Dancing might not be the most effective supply of renewable vitality, however it has proved essential in one other method: storytelling. There is one thing vaguely grim about harvesting warmth from health club rats pumping away on treadmills. Energy born of dancing — born of pleasure — captures the creativeness otherwise.

“We did not initially think that dance would be such a big part of this project,” Fleming-Brown stated. “But you need a visual language to communicate an idea, and it quickly became apparent that the emotional connection people have with live music and dance was a winning streak.”

To assist inform the Bodyheat story to the gang at SWG3, Fleming-Brown and Townsend are contemplating methods for instance the quantity of warmth dancers create, maybe with a big thermometer, or a warmth map just like these used on climate experiences. Townsend spitballed about having competitions to see which dancer may generate essentially the most renewable vitality — sustainability as efficiency artwork.

For nightclubs, renewable vitality techniques may be business-friendly in addition to eco-friendly choices. The younger clubbing demographic is especially engaged in discussions about local weather change.

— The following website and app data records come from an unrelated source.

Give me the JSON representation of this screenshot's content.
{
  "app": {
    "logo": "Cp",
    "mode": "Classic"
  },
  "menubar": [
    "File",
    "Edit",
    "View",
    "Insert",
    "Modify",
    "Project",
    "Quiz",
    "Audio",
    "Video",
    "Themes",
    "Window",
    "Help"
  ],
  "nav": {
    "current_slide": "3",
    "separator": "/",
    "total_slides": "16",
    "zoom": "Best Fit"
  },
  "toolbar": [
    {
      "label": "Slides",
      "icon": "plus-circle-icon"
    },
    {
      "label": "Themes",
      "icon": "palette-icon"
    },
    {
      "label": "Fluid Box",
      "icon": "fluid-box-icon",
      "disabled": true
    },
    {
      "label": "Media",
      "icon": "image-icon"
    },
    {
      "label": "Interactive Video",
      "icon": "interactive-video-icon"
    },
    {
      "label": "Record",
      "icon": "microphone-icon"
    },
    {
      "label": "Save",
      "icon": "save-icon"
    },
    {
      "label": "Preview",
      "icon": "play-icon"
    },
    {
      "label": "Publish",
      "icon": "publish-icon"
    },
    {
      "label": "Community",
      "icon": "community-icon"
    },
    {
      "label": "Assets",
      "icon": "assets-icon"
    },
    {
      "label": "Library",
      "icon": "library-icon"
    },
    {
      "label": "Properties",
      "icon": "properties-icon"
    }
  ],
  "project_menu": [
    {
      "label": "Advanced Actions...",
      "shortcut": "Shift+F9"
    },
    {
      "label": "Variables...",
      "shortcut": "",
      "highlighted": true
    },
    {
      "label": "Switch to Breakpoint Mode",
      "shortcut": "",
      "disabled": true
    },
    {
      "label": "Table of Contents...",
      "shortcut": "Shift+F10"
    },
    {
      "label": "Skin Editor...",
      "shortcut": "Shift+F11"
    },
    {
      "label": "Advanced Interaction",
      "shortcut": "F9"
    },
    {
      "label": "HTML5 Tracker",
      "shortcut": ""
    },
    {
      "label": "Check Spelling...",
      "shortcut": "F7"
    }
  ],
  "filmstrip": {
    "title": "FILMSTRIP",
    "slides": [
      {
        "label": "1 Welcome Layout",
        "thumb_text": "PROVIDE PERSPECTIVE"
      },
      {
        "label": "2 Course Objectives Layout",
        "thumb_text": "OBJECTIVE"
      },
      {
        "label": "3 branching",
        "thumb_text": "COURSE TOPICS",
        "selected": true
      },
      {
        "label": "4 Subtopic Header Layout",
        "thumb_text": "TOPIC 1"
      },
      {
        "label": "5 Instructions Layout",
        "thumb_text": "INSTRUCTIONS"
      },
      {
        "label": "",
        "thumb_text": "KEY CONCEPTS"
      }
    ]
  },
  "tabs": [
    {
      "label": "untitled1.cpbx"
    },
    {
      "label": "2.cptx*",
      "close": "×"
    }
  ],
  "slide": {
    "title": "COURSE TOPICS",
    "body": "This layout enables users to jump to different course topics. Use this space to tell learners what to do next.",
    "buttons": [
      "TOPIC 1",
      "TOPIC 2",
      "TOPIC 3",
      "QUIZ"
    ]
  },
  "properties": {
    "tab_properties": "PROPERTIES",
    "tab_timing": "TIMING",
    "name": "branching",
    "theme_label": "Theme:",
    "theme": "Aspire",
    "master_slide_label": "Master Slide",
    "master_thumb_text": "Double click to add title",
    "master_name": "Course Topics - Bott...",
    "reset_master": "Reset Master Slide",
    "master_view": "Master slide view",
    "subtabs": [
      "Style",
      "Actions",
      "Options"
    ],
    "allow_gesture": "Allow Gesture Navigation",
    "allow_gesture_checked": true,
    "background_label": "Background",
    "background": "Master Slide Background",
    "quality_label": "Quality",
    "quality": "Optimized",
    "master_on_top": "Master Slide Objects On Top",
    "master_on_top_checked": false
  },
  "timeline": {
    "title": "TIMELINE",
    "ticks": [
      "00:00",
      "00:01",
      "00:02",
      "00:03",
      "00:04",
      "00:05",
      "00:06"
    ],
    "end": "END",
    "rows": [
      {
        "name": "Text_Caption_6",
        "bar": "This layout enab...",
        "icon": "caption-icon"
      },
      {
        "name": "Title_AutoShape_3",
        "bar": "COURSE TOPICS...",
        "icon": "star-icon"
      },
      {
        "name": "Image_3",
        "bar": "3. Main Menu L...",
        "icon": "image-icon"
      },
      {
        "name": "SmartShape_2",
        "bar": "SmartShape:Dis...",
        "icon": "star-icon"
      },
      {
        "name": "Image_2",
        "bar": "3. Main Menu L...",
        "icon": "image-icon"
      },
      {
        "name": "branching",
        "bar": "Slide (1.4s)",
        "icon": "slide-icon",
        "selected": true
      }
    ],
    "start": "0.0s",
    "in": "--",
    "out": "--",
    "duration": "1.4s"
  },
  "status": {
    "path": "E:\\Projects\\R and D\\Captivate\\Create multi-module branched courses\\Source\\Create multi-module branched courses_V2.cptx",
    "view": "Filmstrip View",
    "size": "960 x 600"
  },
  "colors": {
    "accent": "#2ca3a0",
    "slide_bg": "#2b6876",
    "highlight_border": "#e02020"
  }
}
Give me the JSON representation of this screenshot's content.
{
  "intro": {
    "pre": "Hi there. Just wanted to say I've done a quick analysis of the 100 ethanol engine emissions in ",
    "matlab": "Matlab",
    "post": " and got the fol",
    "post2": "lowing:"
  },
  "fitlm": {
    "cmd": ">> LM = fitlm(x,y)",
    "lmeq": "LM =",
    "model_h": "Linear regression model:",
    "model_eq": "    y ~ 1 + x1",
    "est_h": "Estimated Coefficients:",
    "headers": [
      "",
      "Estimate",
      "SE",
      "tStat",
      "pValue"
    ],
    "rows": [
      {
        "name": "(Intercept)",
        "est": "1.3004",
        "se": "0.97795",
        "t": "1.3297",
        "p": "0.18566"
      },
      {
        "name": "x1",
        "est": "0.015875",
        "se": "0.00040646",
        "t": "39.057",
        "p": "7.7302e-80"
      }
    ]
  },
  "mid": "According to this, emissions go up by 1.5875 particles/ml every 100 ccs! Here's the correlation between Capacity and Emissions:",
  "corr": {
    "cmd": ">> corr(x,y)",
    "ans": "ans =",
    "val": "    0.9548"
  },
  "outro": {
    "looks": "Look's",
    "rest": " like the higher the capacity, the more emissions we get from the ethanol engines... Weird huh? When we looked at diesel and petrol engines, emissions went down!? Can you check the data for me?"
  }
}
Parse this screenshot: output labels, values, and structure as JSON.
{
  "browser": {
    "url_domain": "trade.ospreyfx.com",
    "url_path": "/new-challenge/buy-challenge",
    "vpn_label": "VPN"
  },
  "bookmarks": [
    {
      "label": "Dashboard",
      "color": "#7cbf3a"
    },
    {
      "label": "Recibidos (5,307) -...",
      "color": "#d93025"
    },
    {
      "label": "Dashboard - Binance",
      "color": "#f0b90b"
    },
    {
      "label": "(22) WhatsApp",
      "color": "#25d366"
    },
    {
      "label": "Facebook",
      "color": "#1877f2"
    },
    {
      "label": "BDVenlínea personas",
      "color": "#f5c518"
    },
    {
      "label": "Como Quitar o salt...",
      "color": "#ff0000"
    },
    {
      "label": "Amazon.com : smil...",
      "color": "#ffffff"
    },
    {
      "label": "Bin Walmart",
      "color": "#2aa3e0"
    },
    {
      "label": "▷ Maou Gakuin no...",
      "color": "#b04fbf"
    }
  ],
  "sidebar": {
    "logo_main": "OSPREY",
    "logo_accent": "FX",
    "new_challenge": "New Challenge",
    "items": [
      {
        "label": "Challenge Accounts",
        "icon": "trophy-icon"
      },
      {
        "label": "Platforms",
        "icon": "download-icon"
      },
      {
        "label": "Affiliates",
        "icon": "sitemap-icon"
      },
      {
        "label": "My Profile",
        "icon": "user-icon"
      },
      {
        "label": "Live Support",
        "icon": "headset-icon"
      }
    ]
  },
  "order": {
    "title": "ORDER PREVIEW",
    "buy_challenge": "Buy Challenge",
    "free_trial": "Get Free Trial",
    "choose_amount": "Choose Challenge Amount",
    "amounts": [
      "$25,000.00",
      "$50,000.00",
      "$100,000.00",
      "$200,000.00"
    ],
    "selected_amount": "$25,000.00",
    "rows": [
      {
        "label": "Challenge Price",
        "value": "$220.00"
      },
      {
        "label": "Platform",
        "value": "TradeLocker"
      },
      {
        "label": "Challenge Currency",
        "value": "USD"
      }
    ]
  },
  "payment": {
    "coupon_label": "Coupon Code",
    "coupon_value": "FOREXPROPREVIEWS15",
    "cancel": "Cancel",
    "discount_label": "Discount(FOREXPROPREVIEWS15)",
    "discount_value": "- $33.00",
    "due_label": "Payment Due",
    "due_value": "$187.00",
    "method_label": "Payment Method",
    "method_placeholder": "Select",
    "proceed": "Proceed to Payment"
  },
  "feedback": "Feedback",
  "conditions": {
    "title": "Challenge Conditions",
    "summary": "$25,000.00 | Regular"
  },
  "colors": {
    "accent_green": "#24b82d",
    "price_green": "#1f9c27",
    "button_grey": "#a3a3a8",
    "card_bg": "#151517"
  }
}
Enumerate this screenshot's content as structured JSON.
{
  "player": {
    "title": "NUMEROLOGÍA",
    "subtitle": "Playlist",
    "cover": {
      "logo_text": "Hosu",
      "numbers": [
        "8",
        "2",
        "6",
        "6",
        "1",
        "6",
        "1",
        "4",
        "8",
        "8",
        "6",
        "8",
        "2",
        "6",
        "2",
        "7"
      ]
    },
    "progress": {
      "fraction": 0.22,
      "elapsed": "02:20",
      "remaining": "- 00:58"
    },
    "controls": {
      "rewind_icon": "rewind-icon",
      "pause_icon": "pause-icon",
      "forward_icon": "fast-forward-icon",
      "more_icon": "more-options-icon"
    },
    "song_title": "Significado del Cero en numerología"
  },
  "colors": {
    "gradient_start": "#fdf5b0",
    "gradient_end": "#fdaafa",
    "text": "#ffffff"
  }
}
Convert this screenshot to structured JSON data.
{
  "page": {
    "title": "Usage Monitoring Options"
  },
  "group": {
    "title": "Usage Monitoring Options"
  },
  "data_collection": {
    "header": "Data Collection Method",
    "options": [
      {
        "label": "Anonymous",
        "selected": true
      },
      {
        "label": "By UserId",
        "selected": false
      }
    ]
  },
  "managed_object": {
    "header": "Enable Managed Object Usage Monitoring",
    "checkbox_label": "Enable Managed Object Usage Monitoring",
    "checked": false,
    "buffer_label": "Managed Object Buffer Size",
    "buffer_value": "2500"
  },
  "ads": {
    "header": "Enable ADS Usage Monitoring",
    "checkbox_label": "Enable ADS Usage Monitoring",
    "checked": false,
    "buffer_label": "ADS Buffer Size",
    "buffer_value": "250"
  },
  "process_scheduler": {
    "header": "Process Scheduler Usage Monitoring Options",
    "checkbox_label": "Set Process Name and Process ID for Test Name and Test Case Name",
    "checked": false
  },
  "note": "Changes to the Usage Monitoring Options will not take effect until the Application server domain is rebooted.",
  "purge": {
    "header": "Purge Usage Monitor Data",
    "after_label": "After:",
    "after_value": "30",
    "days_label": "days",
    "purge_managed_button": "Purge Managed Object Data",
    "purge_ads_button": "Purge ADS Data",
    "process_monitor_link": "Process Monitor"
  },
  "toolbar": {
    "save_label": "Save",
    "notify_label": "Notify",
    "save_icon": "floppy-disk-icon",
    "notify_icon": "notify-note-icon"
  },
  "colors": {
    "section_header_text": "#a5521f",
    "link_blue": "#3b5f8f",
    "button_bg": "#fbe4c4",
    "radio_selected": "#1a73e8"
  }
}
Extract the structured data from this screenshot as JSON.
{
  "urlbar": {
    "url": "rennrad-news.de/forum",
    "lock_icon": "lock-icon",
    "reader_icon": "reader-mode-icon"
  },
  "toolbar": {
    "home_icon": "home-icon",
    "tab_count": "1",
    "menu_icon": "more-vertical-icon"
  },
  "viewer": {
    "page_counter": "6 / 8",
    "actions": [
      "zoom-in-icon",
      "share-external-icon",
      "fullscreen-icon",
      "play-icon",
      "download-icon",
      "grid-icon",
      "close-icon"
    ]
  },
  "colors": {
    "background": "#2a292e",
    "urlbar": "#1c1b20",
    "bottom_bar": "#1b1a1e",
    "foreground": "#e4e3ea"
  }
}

Natalie Bryce, 30, an SWG3 common, stated she takes a membership’s greenness under consideration when selecting the place to go dancing. “All my friends who like to go out, we all care very much about sustainability and how what we do is affecting the climate,” she stated. Fleming-Brown stated he’s additionally had D.J.s and different artists inquire in regards to the group’s environmental insurance policies whereas negotiating bookings.

Technology that depends upon massive crowds of folks is, nonetheless, not lockdown pleasant. Fleming-Brown expressed concern in regards to the Omicron surge in Britain affecting turnout or resulting in capability restrictions, which might make Bodyheat much less sustainable — significantly early on, earlier than the system’s thermal battery has time to “charge” with clubbers’ warmth. He can be merely desirous to see the factor put in and functioning. “We’ve still got a system to deliver,” he stated. “We’ve discussed it a lot and everything’s been really positive, but it needs to work.”

As quickly as Bodyheat is prepared, clubgoers — Covid allowing — will probably be too.

“The fact that you can do some good by just having fun and doing what you love is brilliant,” Bryce stated. “Is it going to encourage me to go out more? I can’t afford it, but yeah!”